-- Information provided --
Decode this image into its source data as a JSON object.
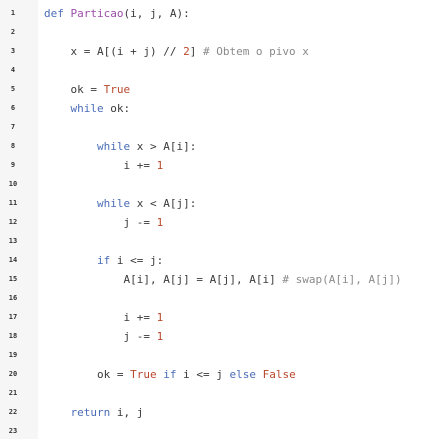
{
  "lines": [
    {
      "n": "1",
      "tokens": [
        [
          "kw",
          "def "
        ],
        [
          "fn",
          "Particao"
        ],
        [
          "",
          "(i, j, A):"
        ]
      ]
    },
    {
      "n": "2",
      "tokens": []
    },
    {
      "n": "3",
      "tokens": [
        [
          "",
          "    x = A[(i + j) // "
        ],
        [
          "num",
          "2"
        ],
        [
          "",
          "] "
        ],
        [
          "cm",
          "# Obtem o pivo x"
        ]
      ]
    },
    {
      "n": "4",
      "tokens": []
    },
    {
      "n": "5",
      "tokens": [
        [
          "",
          "    ok = "
        ],
        [
          "bool",
          "True"
        ]
      ]
    },
    {
      "n": "6",
      "tokens": [
        [
          "kw",
          "    while "
        ],
        [
          "",
          "ok:"
        ]
      ]
    },
    {
      "n": "7",
      "tokens": []
    },
    {
      "n": "8",
      "tokens": [
        [
          "kw",
          "        while "
        ],
        [
          "",
          "x > A[i]:"
        ]
      ]
    },
    {
      "n": "9",
      "tokens": [
        [
          "",
          "            i += "
        ],
        [
          "num",
          "1"
        ]
      ]
    },
    {
      "n": "10",
      "tokens": []
    },
    {
      "n": "11",
      "tokens": [
        [
          "kw",
          "        while "
        ],
        [
          "",
          "x < A[j]:"
        ]
      ]
    },
    {
      "n": "12",
      "tokens": [
        [
          "",
          "            j -= "
        ],
        [
          "num",
          "1"
        ]
      ]
    },
    {
      "n": "13",
      "tokens": []
    },
    {
      "n": "14",
      "tokens": [
        [
          "kw",
          "        if "
        ],
        [
          "",
          "i <= j:"
        ]
      ]
    },
    {
      "n": "15",
      "tokens": [
        [
          "",
          "            A[i], A[j] = A[j], A[i] "
        ],
        [
          "cm",
          "# swap(A[i], A[j])"
        ]
      ]
    },
    {
      "n": "16",
      "tokens": []
    },
    {
      "n": "17",
      "tokens": [
        [
          "",
          "            i += "
        ],
        [
          "num",
          "1"
        ]
      ]
    },
    {
      "n": "18",
      "tokens": [
        [
          "",
          "            j -= "
        ],
        [
          "num",
          "1"
        ]
      ]
    },
    {
      "n": "19",
      "tokens": []
    },
    {
      "n": "20",
      "tokens": [
        [
          "",
          "        ok = "
        ],
        [
          "bool",
          "True"
        ],
        [
          "kw",
          " if "
        ],
        [
          "",
          "i <= j "
        ],
        [
          "kw",
          "else "
        ],
        [
          "bool",
          "False"
        ]
      ]
    },
    {
      "n": "21",
      "tokens": []
    },
    {
      "n": "22",
      "tokens": [
        [
          "kw",
          "    return "
        ],
        [
          "",
          "i, j"
        ]
      ]
    },
    {
      "n": "23",
      "tokens": []
    }
  ]
}
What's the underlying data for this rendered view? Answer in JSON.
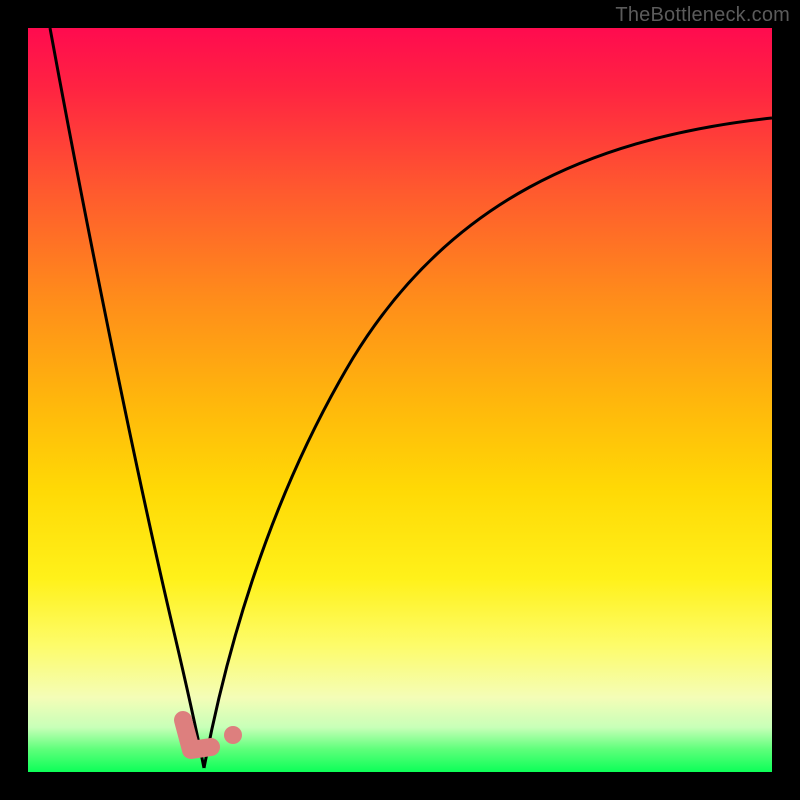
{
  "attribution": "TheBottleneck.com",
  "colors": {
    "page_bg": "#000000",
    "attribution_text": "#5b5b5b",
    "curve_stroke": "#000000",
    "marker_pink": "#dd7f7e",
    "gradient_stops": [
      "#ff0b4f",
      "#ff2342",
      "#ff5a2e",
      "#ff8b1b",
      "#ffb60c",
      "#ffd905",
      "#fff11a",
      "#fdfc6a",
      "#f4fdb7",
      "#c8ffb8",
      "#5dff7a",
      "#0cff58"
    ]
  },
  "chart_data": {
    "type": "line",
    "title": "",
    "xlabel": "",
    "ylabel": "",
    "xlim": [
      0,
      100
    ],
    "ylim": [
      0,
      100
    ],
    "grid": false,
    "legend": false,
    "series": [
      {
        "name": "left-branch",
        "x": [
          3,
          6,
          9,
          12,
          15,
          18,
          20,
          22,
          23.7
        ],
        "values": [
          100,
          80,
          62,
          46,
          32,
          19,
          11,
          5,
          0.5
        ]
      },
      {
        "name": "right-branch",
        "x": [
          23.7,
          28,
          34,
          42,
          52,
          64,
          78,
          90,
          100
        ],
        "values": [
          0.5,
          20,
          40,
          55,
          66,
          75,
          81,
          85,
          88
        ]
      }
    ],
    "markers": [
      {
        "name": "elbow-marker",
        "shape": "L",
        "x": 22.2,
        "y": 2.5
      },
      {
        "name": "dot-marker",
        "shape": "dot",
        "x": 27.5,
        "y": 4.3
      }
    ],
    "notes": "Values are read in percent of the inner plot area (0 = bottom/left, 100 = top/right). No numeric axis ticks are shown in the source image; data points are estimated from curve geometry against the gradient backdrop."
  }
}
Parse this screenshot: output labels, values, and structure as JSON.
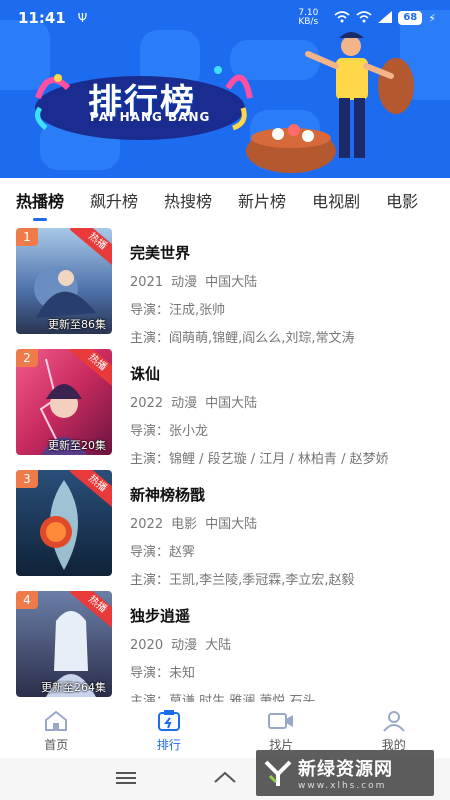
{
  "status": {
    "time": "11:41",
    "speed": "7.10 KB/s",
    "battery": "68"
  },
  "banner": {
    "title": "排行榜",
    "subtitle": "PAI HANG BANG"
  },
  "tabs": [
    {
      "label": "热播榜",
      "active": true
    },
    {
      "label": "飙升榜",
      "active": false
    },
    {
      "label": "热搜榜",
      "active": false
    },
    {
      "label": "新片榜",
      "active": false
    },
    {
      "label": "电视剧",
      "active": false
    },
    {
      "label": "电影",
      "active": false
    }
  ],
  "items": [
    {
      "rank": "1",
      "badge": "热播",
      "update": "更新至86集",
      "title": "完美世界",
      "year": "2021",
      "type": "动漫",
      "region": "中国大陆",
      "director": "导演：汪成,张帅",
      "cast": "主演：阎萌萌,锦鲤,阎么么,刘琮,常文涛"
    },
    {
      "rank": "2",
      "badge": "热播",
      "update": "更新至20集",
      "title": "诛仙",
      "year": "2022",
      "type": "动漫",
      "region": "中国大陆",
      "director": "导演：张小龙",
      "cast": "主演：锦鲤 / 段艺璇 / 江月 / 林柏青 / 赵梦娇"
    },
    {
      "rank": "3",
      "badge": "热播",
      "update": "",
      "title": "新神榜杨戬",
      "year": "2022",
      "type": "电影",
      "region": "中国大陆",
      "director": "导演：赵霁",
      "cast": "主演：王凯,李兰陵,季冠霖,李立宏,赵毅"
    },
    {
      "rank": "4",
      "badge": "热播",
      "update": "更新至264集",
      "title": "独步逍遥",
      "year": "2020",
      "type": "动漫",
      "region": "大陆",
      "director": "导演：未知",
      "cast": "主演：莫谦,时生,雅澜,萧悦,石头"
    }
  ],
  "bottom_nav": [
    {
      "label": "首页",
      "icon": "home-icon",
      "active": false
    },
    {
      "label": "排行",
      "icon": "ranking-icon",
      "active": true
    },
    {
      "label": "找片",
      "icon": "video-camera-icon",
      "active": false
    },
    {
      "label": "我的",
      "icon": "person-icon",
      "active": false
    }
  ],
  "watermark": {
    "title": "新绿资源网",
    "url": "www.xlhs.com"
  },
  "colors": {
    "accent": "#1d6cf0",
    "rank_badge": "#f07b4a",
    "hot_ribbon": "#e83a3a"
  }
}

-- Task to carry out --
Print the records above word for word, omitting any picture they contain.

-- Result --
Decode this image into its source data as a JSON object.
{
  "lines": [
    {
      "n": "1",
      "tokens": [
        [
          "kw",
          "def "
        ],
        [
          "fn",
          "Particao"
        ],
        [
          "",
          "(i, j, A):"
        ]
      ]
    },
    {
      "n": "2",
      "tokens": []
    },
    {
      "n": "3",
      "tokens": [
        [
          "",
          "    x = A[(i + j) // "
        ],
        [
          "num",
          "2"
        ],
        [
          "",
          "] "
        ],
        [
          "cm",
          "# Obtem o pivo x"
        ]
      ]
    },
    {
      "n": "4",
      "tokens": []
    },
    {
      "n": "5",
      "tokens": [
        [
          "",
          "    ok = "
        ],
        [
          "bool",
          "True"
        ]
      ]
    },
    {
      "n": "6",
      "tokens": [
        [
          "kw",
          "    while "
        ],
        [
          "",
          "ok:"
        ]
      ]
    },
    {
      "n": "7",
      "tokens": []
    },
    {
      "n": "8",
      "tokens": [
        [
          "kw",
          "        while "
        ],
        [
          "",
          "x > A[i]:"
        ]
      ]
    },
    {
      "n": "9",
      "tokens": [
        [
          "",
          "            i += "
        ],
        [
          "num",
          "1"
        ]
      ]
    },
    {
      "n": "10",
      "tokens": []
    },
    {
      "n": "11",
      "tokens": [
        [
          "kw",
          "        while "
        ],
        [
          "",
          "x < A[j]:"
        ]
      ]
    },
    {
      "n": "12",
      "tokens": [
        [
          "",
          "            j -= "
        ],
        [
          "num",
          "1"
        ]
      ]
    },
    {
      "n": "13",
      "tokens": []
    },
    {
      "n": "14",
      "tokens": [
        [
          "kw",
          "        if "
        ],
        [
          "",
          "i <= j:"
        ]
      ]
    },
    {
      "n": "15",
      "tokens": [
        [
          "",
          "            A[i], A[j] = A[j], A[i] "
        ],
        [
          "cm",
          "# swap(A[i], A[j])"
        ]
      ]
    },
    {
      "n": "16",
      "tokens": []
    },
    {
      "n": "17",
      "tokens": [
        [
          "",
          "            i += "
        ],
        [
          "num",
          "1"
        ]
      ]
    },
    {
      "n": "18",
      "tokens": [
        [
          "",
          "            j -= "
        ],
        [
          "num",
          "1"
        ]
      ]
    },
    {
      "n": "19",
      "tokens": []
    },
    {
      "n": "20",
      "tokens": [
        [
          "",
          "        ok = "
        ],
        [
          "bool",
          "True"
        ],
        [
          "kw",
          " if "
        ],
        [
          "",
          "i <= j "
        ],
        [
          "kw",
          "else "
        ],
        [
          "bool",
          "False"
        ]
      ]
    },
    {
      "n": "21",
      "tokens": []
    },
    {
      "n": "22",
      "tokens": [
        [
          "kw",
          "    return "
        ],
        [
          "",
          "i, j"
        ]
      ]
    },
    {
      "n": "23",
      "tokens": []
    }
  ]
}
What's the underlying data for this rendered view? Answer in JSON.
{
  "attribution": "TheBottleneck.com",
  "colors": {
    "page_bg": "#000000",
    "attribution_text": "#5b5b5b",
    "curve_stroke": "#000000",
    "marker_pink": "#dd7f7e",
    "gradient_stops": [
      "#ff0b4f",
      "#ff2342",
      "#ff5a2e",
      "#ff8b1b",
      "#ffb60c",
      "#ffd905",
      "#fff11a",
      "#fdfc6a",
      "#f4fdb7",
      "#c8ffb8",
      "#5dff7a",
      "#0cff58"
    ]
  },
  "chart_data": {
    "type": "line",
    "title": "",
    "xlabel": "",
    "ylabel": "",
    "xlim": [
      0,
      100
    ],
    "ylim": [
      0,
      100
    ],
    "grid": false,
    "legend": false,
    "series": [
      {
        "name": "left-branch",
        "x": [
          3,
          6,
          9,
          12,
          15,
          18,
          20,
          22,
          23.7
        ],
        "values": [
          100,
          80,
          62,
          46,
          32,
          19,
          11,
          5,
          0.5
        ]
      },
      {
        "name": "right-branch",
        "x": [
          23.7,
          28,
          34,
          42,
          52,
          64,
          78,
          90,
          100
        ],
        "values": [
          0.5,
          20,
          40,
          55,
          66,
          75,
          81,
          85,
          88
        ]
      }
    ],
    "markers": [
      {
        "name": "elbow-marker",
        "shape": "L",
        "x": 22.2,
        "y": 2.5
      },
      {
        "name": "dot-marker",
        "shape": "dot",
        "x": 27.5,
        "y": 4.3
      }
    ],
    "notes": "Values are read in percent of the inner plot area (0 = bottom/left, 100 = top/right). No numeric axis ticks are shown in the source image; data points are estimated from curve geometry against the gradient backdrop."
  }
}
Parse this screenshot: output labels, values, and structure as JSON.
{
  "status": {
    "time": "11:41",
    "speed": "7.10 KB/s",
    "battery": "68"
  },
  "banner": {
    "title": "排行榜",
    "subtitle": "PAI HANG BANG"
  },
  "tabs": [
    {
      "label": "热播榜",
      "active": true
    },
    {
      "label": "飙升榜",
      "active": false
    },
    {
      "label": "热搜榜",
      "active": false
    },
    {
      "label": "新片榜",
      "active": false
    },
    {
      "label": "电视剧",
      "active": false
    },
    {
      "label": "电影",
      "active": false
    }
  ],
  "items": [
    {
      "rank": "1",
      "badge": "热播",
      "update": "更新至86集",
      "title": "完美世界",
      "year": "2021",
      "type": "动漫",
      "region": "中国大陆",
      "director": "导演：汪成,张帅",
      "cast": "主演：阎萌萌,锦鲤,阎么么,刘琮,常文涛"
    },
    {
      "rank": "2",
      "badge": "热播",
      "update": "更新至20集",
      "title": "诛仙",
      "year": "2022",
      "type": "动漫",
      "region": "中国大陆",
      "director": "导演：张小龙",
      "cast": "主演：锦鲤 / 段艺璇 / 江月 / 林柏青 / 赵梦娇"
    },
    {
      "rank": "3",
      "badge": "热播",
      "update": "",
      "title": "新神榜杨戬",
      "year": "2022",
      "type": "电影",
      "region": "中国大陆",
      "director": "导演：赵霁",
      "cast": "主演：王凯,李兰陵,季冠霖,李立宏,赵毅"
    },
    {
      "rank": "4",
      "badge": "热播",
      "update": "更新至264集",
      "title": "独步逍遥",
      "year": "2020",
      "type": "动漫",
      "region": "大陆",
      "director": "导演：未知",
      "cast": "主演：莫谦,时生,雅澜,萧悦,石头"
    }
  ],
  "bottom_nav": [
    {
      "label": "首页",
      "icon": "home-icon",
      "active": false
    },
    {
      "label": "排行",
      "icon": "ranking-icon",
      "active": true
    },
    {
      "label": "找片",
      "icon": "video-camera-icon",
      "active": false
    },
    {
      "label": "我的",
      "icon": "person-icon",
      "active": false
    }
  ],
  "watermark": {
    "title": "新绿资源网",
    "url": "www.xlhs.com"
  },
  "colors": {
    "accent": "#1d6cf0",
    "rank_badge": "#f07b4a",
    "hot_ribbon": "#e83a3a"
  }
}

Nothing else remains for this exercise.